▶ **ACTIVITY**
Reprint all records below exactly. No images.

Web page and app entries
Segment Open

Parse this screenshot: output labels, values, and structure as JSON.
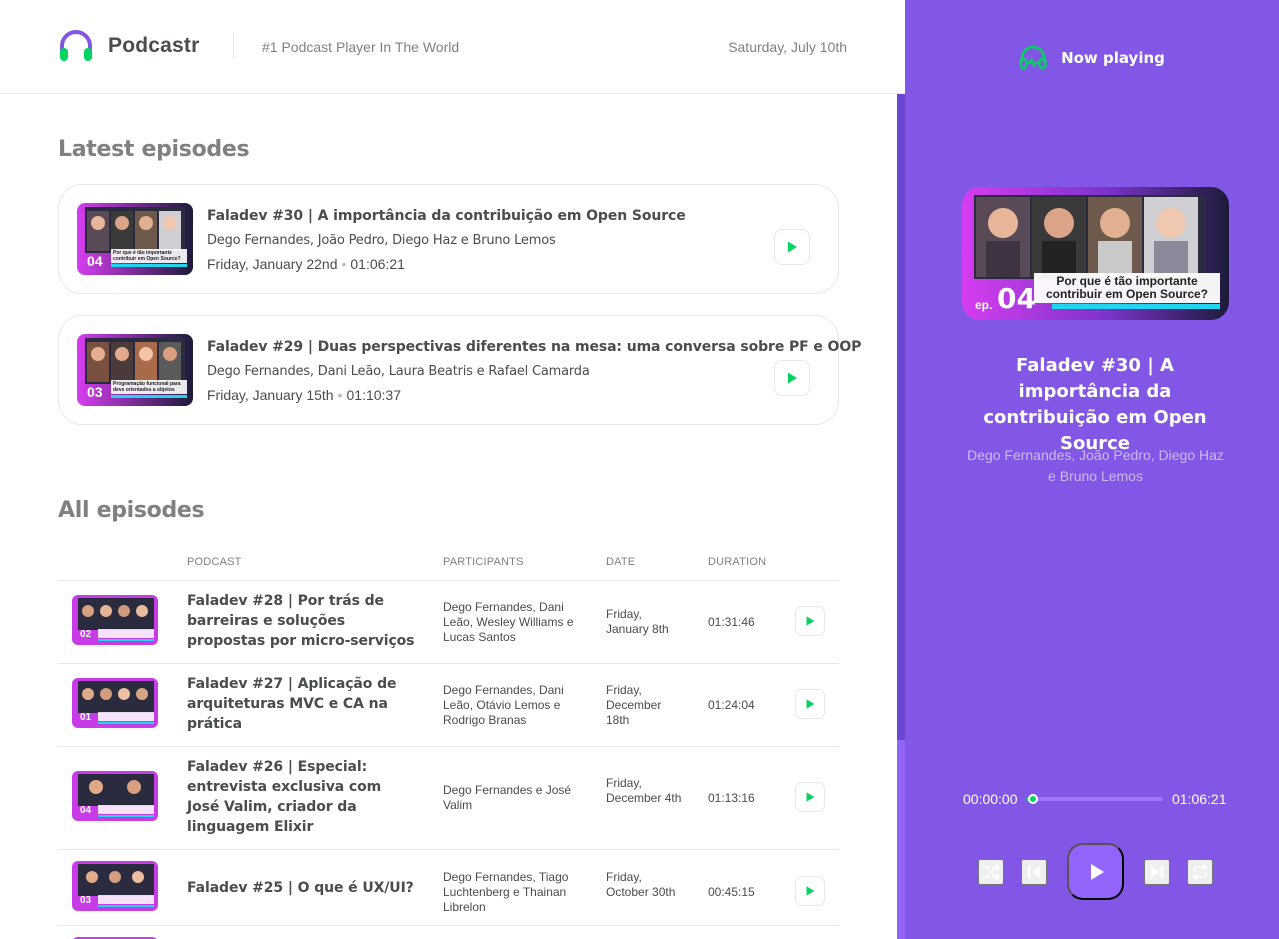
{
  "app": {
    "name": "Podcastr",
    "tagline": "#1 Podcast Player In The World",
    "date": "Saturday, July 10th"
  },
  "latest": {
    "title": "Latest episodes",
    "episodes": [
      {
        "title": "Faladev #30 | A importância da contribuição em Open Source",
        "members": "Dego Fernandes, João Pedro, Diego Haz e Bruno Lemos",
        "date": "Friday, January 22nd",
        "duration": "01:06:21",
        "thumb_number": "04",
        "thumb_caption": "Por que é tão importante contribuir em Open Source?"
      },
      {
        "title": "Faladev #29 | Duas perspectivas diferentes na mesa: uma conversa sobre PF e OOP",
        "members": "Dego Fernandes, Dani Leão, Laura Beatris e Rafael Camarda",
        "date": "Friday, January 15th",
        "duration": "01:10:37",
        "thumb_number": "03",
        "thumb_caption": "Programação funcional para devs orientados a objetos"
      }
    ]
  },
  "all": {
    "title": "All episodes",
    "columns": {
      "podcast": "Podcast",
      "participants": "Participants",
      "date": "Date",
      "duration": "Duration"
    },
    "rows": [
      {
        "title": "Faladev #28 | Por trás de barreiras e soluções propostas por micro-serviços",
        "members": "Dego Fernandes, Dani Leão, Wesley Williams e Lucas Santos",
        "date": "Friday, January 8th",
        "duration": "01:31:46",
        "thumb_number": "02",
        "thumb_caption": "Microsserviços na prática"
      },
      {
        "title": "Faladev #27 | Aplicação de arquiteturas MVC e CA na prática",
        "members": "Dego Fernandes, Dani Leão, Otávio Lemos e Rodrigo Branas",
        "date": "Friday, December 18th",
        "duration": "01:24:04",
        "thumb_number": "01",
        "thumb_caption": "MVC no Clean Architecture e DDD"
      },
      {
        "title": "Faladev #26 | Especial: entrevista exclusiva com José Valim, criador da linguagem Elixir",
        "members": "Dego Fernandes e José Valim",
        "date": "Friday, December 4th",
        "duration": "01:13:16",
        "thumb_number": "04",
        "thumb_caption": "Especial: José Valim, criador do Elixir"
      },
      {
        "title": "Faladev #25 | O que é UX/UI?",
        "members": "Dego Fernandes, Tiago Luchtenberg e Thainan Librelon",
        "date": "Friday, October 30th",
        "duration": "00:45:15",
        "thumb_number": "03",
        "thumb_caption": "O que é UX/UI?"
      }
    ]
  },
  "player": {
    "label": "Now playing",
    "title": "Faladev #30 | A importância da contribuição em Open Source",
    "members": "Dego Fernandes, João Pedro, Diego Haz e Bruno Lemos",
    "cover_prefix": "ep.",
    "cover_number": "04",
    "cover_caption": "Por que é tão importante contribuir em Open Source?",
    "current_time": "00:00:00",
    "total_time": "01:06:21",
    "progress": 0.05
  },
  "colors": {
    "brand_purple": "#8257e5",
    "accent_green": "#04d361",
    "text_gray": "#494d4b",
    "muted_gray": "#808080"
  },
  "icons": {
    "logo": "headphones-icon",
    "now_playing": "headphones-icon",
    "play": "play-icon",
    "shuffle": "shuffle-icon",
    "previous": "skip-previous-icon",
    "next": "skip-next-icon",
    "repeat": "repeat-icon"
  }
}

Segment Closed

▶ **ANSWER AREA**
Parse this screenshot: output labels, values, and structure as JSON.
{
  "app": {
    "name": "Podcastr",
    "tagline": "#1 Podcast Player In The World",
    "date": "Saturday, July 10th"
  },
  "latest": {
    "title": "Latest episodes",
    "episodes": [
      {
        "title": "Faladev #30 | A importância da contribuição em Open Source",
        "members": "Dego Fernandes, João Pedro, Diego Haz e Bruno Lemos",
        "date": "Friday, January 22nd",
        "duration": "01:06:21",
        "thumb_number": "04",
        "thumb_caption": "Por que é tão importante contribuir em Open Source?"
      },
      {
        "title": "Faladev #29 | Duas perspectivas diferentes na mesa: uma conversa sobre PF e OOP",
        "members": "Dego Fernandes, Dani Leão, Laura Beatris e Rafael Camarda",
        "date": "Friday, January 15th",
        "duration": "01:10:37",
        "thumb_number": "03",
        "thumb_caption": "Programação funcional para devs orientados a objetos"
      }
    ]
  },
  "all": {
    "title": "All episodes",
    "columns": {
      "podcast": "Podcast",
      "participants": "Participants",
      "date": "Date",
      "duration": "Duration"
    },
    "rows": [
      {
        "title": "Faladev #28 | Por trás de barreiras e soluções propostas por micro-serviços",
        "members": "Dego Fernandes, Dani Leão, Wesley Williams e Lucas Santos",
        "date": "Friday, January 8th",
        "duration": "01:31:46",
        "thumb_number": "02",
        "thumb_caption": "Microsserviços na prática"
      },
      {
        "title": "Faladev #27 | Aplicação de arquiteturas MVC e CA na prática",
        "members": "Dego Fernandes, Dani Leão, Otávio Lemos e Rodrigo Branas",
        "date": "Friday, December 18th",
        "duration": "01:24:04",
        "thumb_number": "01",
        "thumb_caption": "MVC no Clean Architecture e DDD"
      },
      {
        "title": "Faladev #26 | Especial: entrevista exclusiva com José Valim, criador da linguagem Elixir",
        "members": "Dego Fernandes e José Valim",
        "date": "Friday, December 4th",
        "duration": "01:13:16",
        "thumb_number": "04",
        "thumb_caption": "Especial: José Valim, criador do Elixir"
      },
      {
        "title": "Faladev #25 | O que é UX/UI?",
        "members": "Dego Fernandes, Tiago Luchtenberg e Thainan Librelon",
        "date": "Friday, October 30th",
        "duration": "00:45:15",
        "thumb_number": "03",
        "thumb_caption": "O que é UX/UI?"
      }
    ]
  },
  "player": {
    "label": "Now playing",
    "title": "Faladev #30 | A importância da contribuição em Open Source",
    "members": "Dego Fernandes, João Pedro, Diego Haz e Bruno Lemos",
    "cover_prefix": "ep.",
    "cover_number": "04",
    "cover_caption": "Por que é tão importante contribuir em Open Source?",
    "current_time": "00:00:00",
    "total_time": "01:06:21",
    "progress": 0.05
  },
  "colors": {
    "brand_purple": "#8257e5",
    "accent_green": "#04d361",
    "text_gray": "#494d4b",
    "muted_gray": "#808080"
  },
  "icons": {
    "logo": "headphones-icon",
    "now_playing": "headphones-icon",
    "play": "play-icon",
    "shuffle": "shuffle-icon",
    "previous": "skip-previous-icon",
    "next": "skip-next-icon",
    "repeat": "repeat-icon"
  }
}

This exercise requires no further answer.